Scrolling through Facebook these last few days, my despair has been replaced by impatience. We’ve wallowed for long enough. 

Reading people’s anger and fear isn’t reassuring me that I’m not alone. It’s annoying me. Yes, people worked hard, maybe some for the first time went campaigning, so this result feels personal. It’s not. Hurling insults at people who don’t share your beliefs, doesn’t help. Get angry at the liars, the corrupt media, by all means, but don’t get mad at the people who voted. Everyone is entitled to their vote. This is a democracy after all. We spent weeks encouraging people to vote.
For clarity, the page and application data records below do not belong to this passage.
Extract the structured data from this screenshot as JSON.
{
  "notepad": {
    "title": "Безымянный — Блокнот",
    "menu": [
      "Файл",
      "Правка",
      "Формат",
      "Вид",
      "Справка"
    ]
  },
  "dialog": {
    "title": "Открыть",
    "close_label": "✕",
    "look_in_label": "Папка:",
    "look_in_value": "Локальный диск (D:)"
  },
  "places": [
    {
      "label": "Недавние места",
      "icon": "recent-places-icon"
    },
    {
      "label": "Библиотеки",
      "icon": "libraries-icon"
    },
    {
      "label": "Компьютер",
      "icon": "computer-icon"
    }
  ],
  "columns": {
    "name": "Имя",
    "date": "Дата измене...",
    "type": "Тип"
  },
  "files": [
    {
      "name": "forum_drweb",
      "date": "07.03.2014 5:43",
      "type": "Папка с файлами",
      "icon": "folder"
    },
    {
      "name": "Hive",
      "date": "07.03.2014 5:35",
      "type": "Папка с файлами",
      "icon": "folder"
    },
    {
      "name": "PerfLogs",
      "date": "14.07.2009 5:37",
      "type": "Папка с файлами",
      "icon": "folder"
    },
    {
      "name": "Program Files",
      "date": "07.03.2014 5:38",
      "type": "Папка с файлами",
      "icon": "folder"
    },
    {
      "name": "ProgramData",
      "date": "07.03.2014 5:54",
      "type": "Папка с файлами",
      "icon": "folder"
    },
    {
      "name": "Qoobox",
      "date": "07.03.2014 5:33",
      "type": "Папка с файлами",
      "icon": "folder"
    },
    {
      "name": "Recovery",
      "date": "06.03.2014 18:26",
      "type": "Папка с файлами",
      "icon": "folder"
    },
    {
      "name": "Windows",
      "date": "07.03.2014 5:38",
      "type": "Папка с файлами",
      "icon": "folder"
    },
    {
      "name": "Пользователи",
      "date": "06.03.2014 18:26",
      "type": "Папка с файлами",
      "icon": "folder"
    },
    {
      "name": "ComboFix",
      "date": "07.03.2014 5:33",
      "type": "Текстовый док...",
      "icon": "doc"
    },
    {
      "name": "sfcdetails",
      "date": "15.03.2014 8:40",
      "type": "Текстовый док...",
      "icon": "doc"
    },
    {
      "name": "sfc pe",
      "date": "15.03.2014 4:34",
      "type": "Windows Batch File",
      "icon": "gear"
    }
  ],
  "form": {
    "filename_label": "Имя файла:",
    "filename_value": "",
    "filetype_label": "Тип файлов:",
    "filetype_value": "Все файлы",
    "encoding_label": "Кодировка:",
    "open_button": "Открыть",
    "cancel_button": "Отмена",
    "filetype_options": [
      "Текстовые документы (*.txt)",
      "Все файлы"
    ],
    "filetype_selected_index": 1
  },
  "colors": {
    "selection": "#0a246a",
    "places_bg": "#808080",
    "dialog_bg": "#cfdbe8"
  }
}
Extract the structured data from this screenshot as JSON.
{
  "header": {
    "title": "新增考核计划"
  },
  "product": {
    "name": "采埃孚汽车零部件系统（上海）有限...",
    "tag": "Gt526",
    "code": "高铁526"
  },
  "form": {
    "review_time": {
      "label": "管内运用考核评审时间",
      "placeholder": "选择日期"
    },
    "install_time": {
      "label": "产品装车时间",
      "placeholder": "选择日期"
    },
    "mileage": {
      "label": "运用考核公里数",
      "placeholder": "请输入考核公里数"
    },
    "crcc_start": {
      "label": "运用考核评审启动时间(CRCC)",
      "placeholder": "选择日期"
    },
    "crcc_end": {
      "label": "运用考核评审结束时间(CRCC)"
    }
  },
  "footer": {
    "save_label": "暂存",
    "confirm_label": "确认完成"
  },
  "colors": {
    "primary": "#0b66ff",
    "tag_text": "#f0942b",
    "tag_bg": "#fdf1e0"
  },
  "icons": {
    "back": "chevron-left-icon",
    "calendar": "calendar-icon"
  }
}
We can’t then shout at them for not voting the same as us. 

Labour was formed in 1900. 119 years of being in and out of government. This isn’t the end. It’s just the end of the current chapter in an ongoing soap opera. 

I asked my friend, a Labour member for nearly 30 years, how she coped. She said ‘it happens, there’s good times and there’s bad times. You just keep going’. 

We need to learn some lessons from all this. We can’t be too quick to assume it’s because of 1 man, or being too radical. We also can’t bury our head in the sand. The media controls this country. And if the media won’t share our message, we won’t give hope to millions of people. Our message has to be one that the media is willing to share. 

And we have to be united as a party. Members voices need to be heard. The party grew overwhelmingly under Jeremy Corbyn. I was one of them. I only got actively involved this year, because I wanted to see something change in this country and felt Labour was the way to do it. I’ve felt the struggle for control. I’ve observed the factions, I’ve listened to people refer to members as being extreme left, or a bit too right wing. Yet when I talk to both I find their ideals are the same. They believe in the same things. They all want a Labour government, they all want to save the NHS, end austerity, end homelessness, end universal credit, improve workers rights. The party, like the world is divided into cliques when it should be united. The constant fighting amongst ourselves makes us look weak. 

We need to listen to people. So many people didn’t like Jeremy Corbyn. They didn’t always know why, IRA, anti-semitism, his beard. And we can explain why there’s a photo of him with Gerry Adams and we can talk about his record on anti racism. But in future we should pay attention. We need to now choose a leader that the press can’t smear, that will appeal to the electorate. It pains me, because I love Jeremy Corbyn. He got me interested in politics, he was something different. But we can’t make this personal. People liked his policies, but they expect politicians to be politician-like, whatever that means. What drew people to Jeremy Corbyn was that he wasn’t like other politicians, but for the majority of the electorate, that wasn’t a good thing, it made him seem incapable. Lesson learned. 

Let’s not promise the world next time. It’s too good to be true. No one believed it. Because after Brexit, no one believes any politicians will deliver. Over the next 5 years, or however long it is before the next general election, we need to work hard to deliver promises we make as a party. Labour Cllrs across the country must fulfil any promises they make during their local election campaign, we must show voters that Labour delivers. And next time, let’s focus on the key things that matter to people and win. Once we win we can still implement a transformative agenda and bring about real change. 

There’s a big job to do. But we can’t just give up. We mustn’t blame the voters. We mustn’t fear what is coming, we must be ready to support those that need it, challenge and protest injustice and continue to grow a movement that works for everyone. 

And in Liverpool. We did our bit. We elected Labour MPs. Our voice is in Parliament, and that is something to celebrate.